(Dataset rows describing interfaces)
■ ■ ■ ■ ■
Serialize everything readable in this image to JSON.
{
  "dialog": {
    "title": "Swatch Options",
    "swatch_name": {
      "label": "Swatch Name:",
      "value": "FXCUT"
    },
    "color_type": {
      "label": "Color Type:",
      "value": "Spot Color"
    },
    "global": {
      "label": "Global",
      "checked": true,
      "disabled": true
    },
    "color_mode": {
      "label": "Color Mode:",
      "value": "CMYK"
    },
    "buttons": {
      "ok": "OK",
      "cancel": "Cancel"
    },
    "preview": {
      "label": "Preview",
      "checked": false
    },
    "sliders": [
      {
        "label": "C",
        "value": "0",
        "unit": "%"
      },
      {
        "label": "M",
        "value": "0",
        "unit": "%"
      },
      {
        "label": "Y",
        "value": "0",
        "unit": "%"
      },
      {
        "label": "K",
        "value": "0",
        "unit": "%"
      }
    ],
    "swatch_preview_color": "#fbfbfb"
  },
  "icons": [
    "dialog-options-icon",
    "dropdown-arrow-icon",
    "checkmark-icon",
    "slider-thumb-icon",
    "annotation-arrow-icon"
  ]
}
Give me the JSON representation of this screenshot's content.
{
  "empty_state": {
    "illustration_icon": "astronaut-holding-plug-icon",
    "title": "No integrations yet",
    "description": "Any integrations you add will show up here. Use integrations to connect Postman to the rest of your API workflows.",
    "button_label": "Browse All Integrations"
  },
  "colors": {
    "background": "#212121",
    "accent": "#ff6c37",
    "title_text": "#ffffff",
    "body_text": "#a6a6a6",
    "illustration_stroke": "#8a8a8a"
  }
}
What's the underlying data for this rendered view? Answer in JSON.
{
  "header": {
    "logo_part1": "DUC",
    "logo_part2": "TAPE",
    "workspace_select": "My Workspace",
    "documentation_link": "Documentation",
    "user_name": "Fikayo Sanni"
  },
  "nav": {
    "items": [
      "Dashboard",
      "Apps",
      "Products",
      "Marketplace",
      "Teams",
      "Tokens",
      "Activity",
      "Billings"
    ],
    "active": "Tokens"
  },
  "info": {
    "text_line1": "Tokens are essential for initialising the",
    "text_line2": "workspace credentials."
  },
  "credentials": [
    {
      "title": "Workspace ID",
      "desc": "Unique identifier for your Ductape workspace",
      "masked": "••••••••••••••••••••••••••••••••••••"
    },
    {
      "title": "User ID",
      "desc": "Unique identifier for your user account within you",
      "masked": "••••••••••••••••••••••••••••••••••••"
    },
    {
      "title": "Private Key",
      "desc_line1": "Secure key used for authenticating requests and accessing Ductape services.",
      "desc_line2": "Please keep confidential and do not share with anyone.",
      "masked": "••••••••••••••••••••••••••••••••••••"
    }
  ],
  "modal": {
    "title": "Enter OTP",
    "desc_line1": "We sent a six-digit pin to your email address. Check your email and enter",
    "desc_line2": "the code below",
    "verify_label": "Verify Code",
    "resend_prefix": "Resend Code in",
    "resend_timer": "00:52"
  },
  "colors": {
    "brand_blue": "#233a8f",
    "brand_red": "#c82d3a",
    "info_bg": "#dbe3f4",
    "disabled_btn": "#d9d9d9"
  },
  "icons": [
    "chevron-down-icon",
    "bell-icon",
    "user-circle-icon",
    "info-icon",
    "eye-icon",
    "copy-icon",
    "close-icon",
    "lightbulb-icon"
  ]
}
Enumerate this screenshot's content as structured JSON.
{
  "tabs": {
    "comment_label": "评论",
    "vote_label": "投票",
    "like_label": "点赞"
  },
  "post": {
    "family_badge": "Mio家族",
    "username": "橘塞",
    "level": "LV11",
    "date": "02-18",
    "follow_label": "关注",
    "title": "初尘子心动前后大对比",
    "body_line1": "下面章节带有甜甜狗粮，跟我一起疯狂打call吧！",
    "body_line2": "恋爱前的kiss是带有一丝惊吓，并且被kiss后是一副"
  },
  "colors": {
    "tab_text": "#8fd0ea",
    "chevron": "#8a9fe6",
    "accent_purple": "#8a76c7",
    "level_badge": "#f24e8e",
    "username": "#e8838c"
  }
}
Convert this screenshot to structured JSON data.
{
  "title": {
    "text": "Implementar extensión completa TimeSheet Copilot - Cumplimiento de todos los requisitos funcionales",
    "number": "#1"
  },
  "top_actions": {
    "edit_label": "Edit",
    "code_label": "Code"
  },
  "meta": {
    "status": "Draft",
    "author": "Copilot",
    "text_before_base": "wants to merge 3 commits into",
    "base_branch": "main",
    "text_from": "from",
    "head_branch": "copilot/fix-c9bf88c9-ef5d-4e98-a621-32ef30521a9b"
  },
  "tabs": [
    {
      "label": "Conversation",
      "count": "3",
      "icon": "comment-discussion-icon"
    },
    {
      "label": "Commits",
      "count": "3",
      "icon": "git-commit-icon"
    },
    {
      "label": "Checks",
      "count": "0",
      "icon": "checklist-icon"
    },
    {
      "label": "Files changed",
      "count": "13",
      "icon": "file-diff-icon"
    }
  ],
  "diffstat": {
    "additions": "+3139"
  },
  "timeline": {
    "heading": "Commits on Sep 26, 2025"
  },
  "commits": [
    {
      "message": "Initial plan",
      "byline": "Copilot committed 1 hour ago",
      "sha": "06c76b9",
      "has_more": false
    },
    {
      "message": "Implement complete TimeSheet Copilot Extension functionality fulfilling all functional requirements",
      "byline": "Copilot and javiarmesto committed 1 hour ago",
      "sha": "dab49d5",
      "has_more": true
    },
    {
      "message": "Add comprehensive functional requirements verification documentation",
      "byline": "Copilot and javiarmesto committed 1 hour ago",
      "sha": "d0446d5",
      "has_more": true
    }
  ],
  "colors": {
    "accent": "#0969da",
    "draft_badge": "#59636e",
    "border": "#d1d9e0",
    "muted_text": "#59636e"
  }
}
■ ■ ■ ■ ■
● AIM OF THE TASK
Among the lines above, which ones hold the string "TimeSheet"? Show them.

● RESULT FOR THIS TASK
    "text": "Implementar extensión completa TimeSheet Copilot - Cumplimiento de todos los requisitos funcionales",
      "message": "Implement complete TimeSheet Copilot Extension functionality fulfilling all functional requirements",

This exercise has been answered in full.